Ganitmala (Figure 1) is a powerful manipulative to develop number sense. It was introduced in India by Jodo Gyan1 and later picked up by many resource organisations working in primary maths.
It can be easily made by threading 100 beads as follows: get 50 beads in one color (say white) and 50 more beads in a contrasting color (say blue); thread the beads in groups of 10 in alternating colours, i.e., 10 white, 10 blue, 10 white, 10 blue, etc.
It models the number line and allows a lot of exploration with the numbers 0 – 100 including comparing numbers and all four operations – addition, subtraction, multiplication and division.
It is a proportional manipulative since 10 beads represent a ‘ten’ while a single bead represents a ‘one’. In a sense, it is pre-grouped2, since the colours alternate for every 10 beads.
On the other hand, each bead can be part of a ‘ten’ or be considered a ‘one’ depending on the number. So, it also has the advantages of groupable3 materials. This makes ganitmala a powerful manipulative with some unique features. But before that, we need to discuss some dos and don’ts.
Since it models the number line, the zero should be on the left. So, both the teacher and the students should be on the same side of the mala to avoid left-right confusion. Second, each number is placed in between beads and it indicates how many beads are on the left (Figure 2).
So, in a way each bead represents an interval (0, 1), (1, 2), etc. Now for a 2‑digit number, this automatically puts the ‘tens’ to the left and the ‘ones’ to the right. For example, the three tens of 31 are on the left and the one is on the right (Figure 3).
This directly correlates with how we write a 2‑digit number, i.e., TU and can help young children learn that 31 is 3 tens and one (and not 3 ones and ten). Moreover, it helps integrate the ordinal and the cardinal aspects of numbers.
Ganitmala helps to transition to the open or empty number line where the order of the numbers is maintained but the distances between them are not scaled. It helps students find multiple strategies to add and subtract numbers < 100.
Thus, it provides a lot of opportunity to play with numbers and develop number sense before getting into standard algorithm.
For multiplication and division (Figure 4), it is a good idea to use catchers, which can also be made locally. The reference includes details and diagrams. The mala can be used even for the division algorithm for HCF! This was discovered by a govt school teacher whose imagination was sparked by this manipulative.
However, the standard ganitmala is limited to 100. Some can use a 200-bead mala with 4 colours (see p.2 of reference – double Ganitmala). There are 1000 bead malas also. But most classrooms won’t have adequate space to hang such a long mala. Instead it is a better idea to transition to open number line for numbers > 100.
Just as the number line stretches to the negative side, similarly, the ganitmala also ‘doubles’ for integers. A 200-bead mala is used for that. It is essentially two 100-bead malas (with different colours) joined.
The 100 beads on the left represent the negative part of the number line, while the remaining model the positive part as before.
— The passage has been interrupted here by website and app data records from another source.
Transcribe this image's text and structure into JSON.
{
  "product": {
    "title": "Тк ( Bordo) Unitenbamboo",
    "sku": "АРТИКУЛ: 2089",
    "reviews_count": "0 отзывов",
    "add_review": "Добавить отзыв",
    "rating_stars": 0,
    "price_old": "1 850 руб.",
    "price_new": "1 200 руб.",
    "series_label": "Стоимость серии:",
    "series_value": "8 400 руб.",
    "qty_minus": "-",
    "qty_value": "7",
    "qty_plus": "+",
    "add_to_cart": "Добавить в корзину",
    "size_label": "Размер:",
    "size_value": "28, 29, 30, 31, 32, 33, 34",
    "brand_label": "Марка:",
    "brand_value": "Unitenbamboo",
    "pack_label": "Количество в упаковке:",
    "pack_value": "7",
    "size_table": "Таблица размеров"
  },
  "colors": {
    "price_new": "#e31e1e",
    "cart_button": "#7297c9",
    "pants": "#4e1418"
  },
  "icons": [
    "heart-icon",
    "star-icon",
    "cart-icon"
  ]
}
This is very good for introducing integers (ideally with a story), comparison and addition-subtraction of integers (Figure 6).
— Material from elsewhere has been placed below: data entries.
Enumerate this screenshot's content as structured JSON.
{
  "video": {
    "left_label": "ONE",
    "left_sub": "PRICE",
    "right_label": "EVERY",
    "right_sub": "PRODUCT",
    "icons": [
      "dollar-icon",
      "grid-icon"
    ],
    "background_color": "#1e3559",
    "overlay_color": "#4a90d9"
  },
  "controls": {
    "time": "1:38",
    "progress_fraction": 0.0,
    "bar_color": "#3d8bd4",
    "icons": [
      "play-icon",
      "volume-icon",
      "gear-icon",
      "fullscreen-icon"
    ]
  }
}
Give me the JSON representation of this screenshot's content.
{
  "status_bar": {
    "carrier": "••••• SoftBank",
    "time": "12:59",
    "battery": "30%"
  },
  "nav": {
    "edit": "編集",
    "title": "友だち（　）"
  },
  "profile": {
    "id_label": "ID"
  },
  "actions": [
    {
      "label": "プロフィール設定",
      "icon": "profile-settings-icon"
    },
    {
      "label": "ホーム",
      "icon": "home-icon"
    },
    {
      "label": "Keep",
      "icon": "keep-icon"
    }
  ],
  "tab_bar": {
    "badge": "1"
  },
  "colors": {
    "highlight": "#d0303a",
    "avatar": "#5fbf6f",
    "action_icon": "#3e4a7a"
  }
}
Moreover, it can be used to solve a wide range of linear equations in single variable, eg. (4 – x)/3 = 5.
In fact, it is safe to say that it can be used to solve any such equation as long as the variable appears only once, and the solution is an integer!